by Stephanie Taylor, Head Editor, British Columbia
Gone are the days when job searching meant actually walking the streets, moving and shaking, hustling your groove. Much to the chagrin of my parents, job searching in 2013 is done sitting on your gluteus maximus while you pore over job websites (like this one!) with frequent breaks for Tumblr, email, and Candy Crush. And once you get that job, what is the position of power in the library & information science field? Getting to sit in an office on a cushy chair. However, researchers are saying that our thrones of power in libraries may be hurting us – heard of Sitting Disease? The Health & Wellness committee at my job recently clued me into this, which made me realize that my job in the library means that I can sit in one spot and not move any muscles except the ones that click the mouse for 8 HOURS. And unless you’re a page or library assistant doing shelving or pulling holds, you probably do a lot of sitting as well.

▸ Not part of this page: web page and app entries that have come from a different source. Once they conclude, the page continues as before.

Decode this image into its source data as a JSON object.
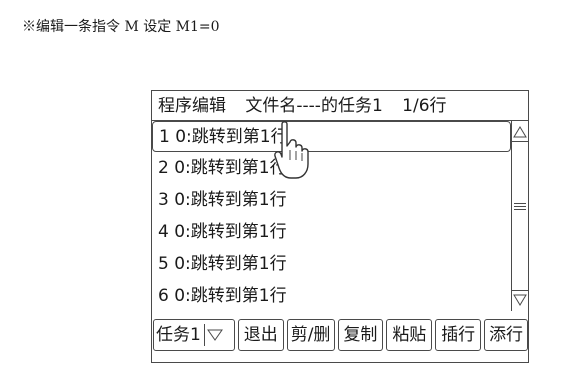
{
  "caption": "※编辑一条指令 M 设定 M1=0",
  "header": {
    "title": "程序编辑",
    "file_label": "文件名----的任务1",
    "page": "1/6行"
  },
  "rows": [
    {
      "num": "1",
      "text": "0:跳转到第1行"
    },
    {
      "num": "2",
      "text": "0:跳转到第1行"
    },
    {
      "num": "3",
      "text": "0:跳转到第1行"
    },
    {
      "num": "4",
      "text": "0:跳转到第1行"
    },
    {
      "num": "5",
      "text": "0:跳转到第1行"
    },
    {
      "num": "6",
      "text": "0:跳转到第1行"
    }
  ],
  "toolbar": {
    "task": "任务1",
    "exit": "退出",
    "cut_delete": "剪/删",
    "copy": "复制",
    "paste": "粘贴",
    "insert": "插行",
    "append": "添行"
  },
  "icons": {
    "scroll_up": "triangle-up-icon",
    "scroll_down": "triangle-down-icon",
    "dropdown": "triangle-down-icon",
    "pointer": "hand-pointer-icon"
  }
}
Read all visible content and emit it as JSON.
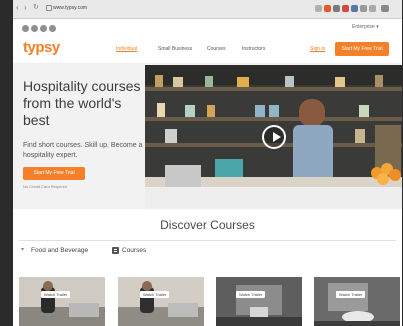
{
  "browser": {
    "url": "www.typsy.com"
  },
  "topbar": {
    "enterprise_label": "Enterprise"
  },
  "header": {
    "logo": "typsy",
    "nav": [
      "Individual",
      "Small Business",
      "Courses",
      "Instructors"
    ],
    "sign_in": "Sign in",
    "cta": "Start My Free Trial"
  },
  "hero": {
    "title": "Hospitality courses from the world's best",
    "subtitle": "Find short courses. Skill up. Become a hospitality expert.",
    "cta": "Start My Free Trial",
    "note": "No Credit Card Required"
  },
  "discover": {
    "title": "Discover Courses",
    "category": "Food and Beverage",
    "courses_label": "Courses"
  },
  "thumbnails": [
    {
      "label": "Watch Trailer"
    },
    {
      "label": "Watch Trailer"
    },
    {
      "label": "Watch Trailer"
    },
    {
      "label": "Watch Trailer"
    }
  ],
  "colors": {
    "brand_orange": "#f4802a",
    "text_dark": "#3d3d3d"
  }
}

Basically, Sitting Disease occurs when you’re sitting day in, day out with little or no actual physical exercise; because you are inactive, your organs and muscles are not working at the level that they are supposed to, which over time slows your metabolic processes, digestion, and causes active muscle atrophy. You are setting yourself up for physical problems like deep vein thrombosis (blood clots), back and muscle pains, and increased risk of cancer, diabetes, and heart disease, not to mention obesity and the problems that come along with that. And the scary part is that even when subjects added 30 minutes of physical activity a day to their schedules to combat their inactivity, which still wasn’t enough to allow them to sit for 8 hours without any malignant health effects. All is not lost however; regular physical activity won’t completely reverse the effects of sitting on your tush for 8 hours plus your commute, but it will mitigate some of the effects.
This is definitely something to keep in mind as you go about your job search online, or your daily business at work. See if there is work you can do standing up, walk to talk to colleagues instead of emailing them on the intranet, take a walk on your lunch, etc. While I know we all want to curl up with a good book and a cup of tea, hit the streets with a podcast or audio book instead. Remember, as you struggle through the cold autumn wind, it’s for your health!
Here’s a few links with helpful information: